(ENTRIES SHOWN):
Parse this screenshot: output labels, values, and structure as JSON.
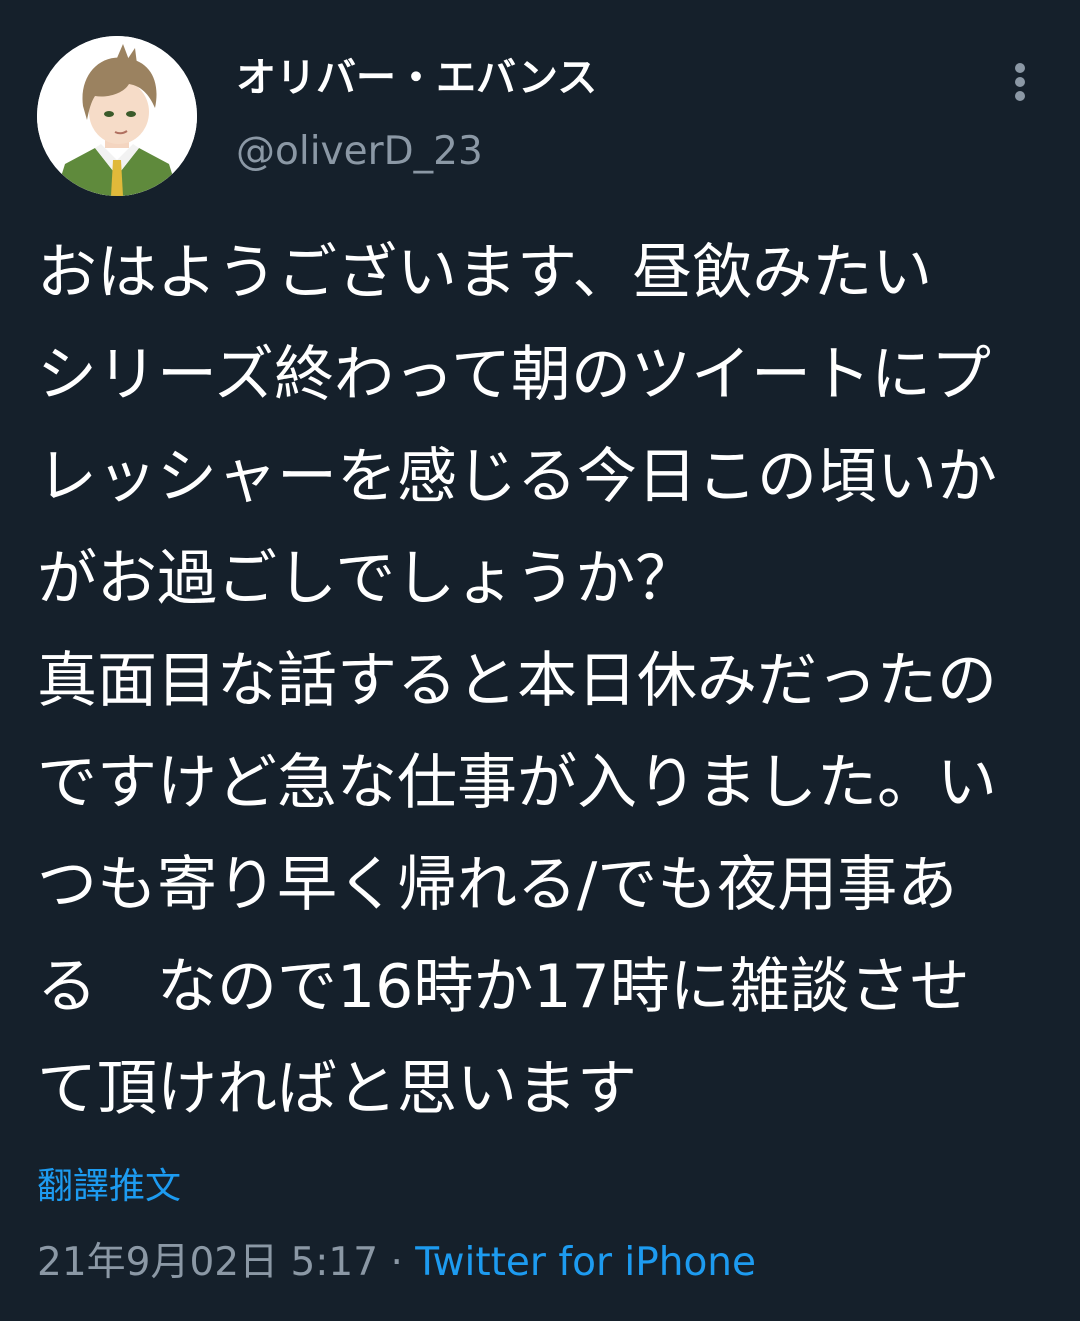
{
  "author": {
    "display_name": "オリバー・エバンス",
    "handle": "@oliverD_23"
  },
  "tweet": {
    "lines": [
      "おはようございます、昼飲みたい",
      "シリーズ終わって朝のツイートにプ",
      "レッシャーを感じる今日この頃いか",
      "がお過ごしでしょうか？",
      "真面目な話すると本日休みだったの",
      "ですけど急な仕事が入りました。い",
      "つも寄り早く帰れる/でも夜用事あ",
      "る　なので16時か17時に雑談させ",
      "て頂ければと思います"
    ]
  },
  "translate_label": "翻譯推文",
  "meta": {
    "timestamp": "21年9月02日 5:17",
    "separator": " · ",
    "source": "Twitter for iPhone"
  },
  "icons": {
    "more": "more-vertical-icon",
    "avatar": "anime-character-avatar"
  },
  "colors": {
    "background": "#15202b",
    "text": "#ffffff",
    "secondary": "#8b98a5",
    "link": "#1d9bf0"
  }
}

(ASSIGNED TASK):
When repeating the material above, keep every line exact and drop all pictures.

(RESULT OF THIS EXERCISE):
Parse this screenshot: output labels, values, and structure as JSON.
{
  "author": {
    "display_name": "オリバー・エバンス",
    "handle": "@oliverD_23"
  },
  "tweet": {
    "lines": [
      "おはようございます、昼飲みたい",
      "シリーズ終わって朝のツイートにプ",
      "レッシャーを感じる今日この頃いか",
      "がお過ごしでしょうか？",
      "真面目な話すると本日休みだったの",
      "ですけど急な仕事が入りました。い",
      "つも寄り早く帰れる/でも夜用事あ",
      "る　なので16時か17時に雑談させ",
      "て頂ければと思います"
    ]
  },
  "translate_label": "翻譯推文",
  "meta": {
    "timestamp": "21年9月02日 5:17",
    "separator": " · ",
    "source": "Twitter for iPhone"
  },
  "icons": {
    "more": "more-vertical-icon",
    "avatar": "anime-character-avatar"
  },
  "colors": {
    "background": "#15202b",
    "text": "#ffffff",
    "secondary": "#8b98a5",
    "link": "#1d9bf0"
  }
}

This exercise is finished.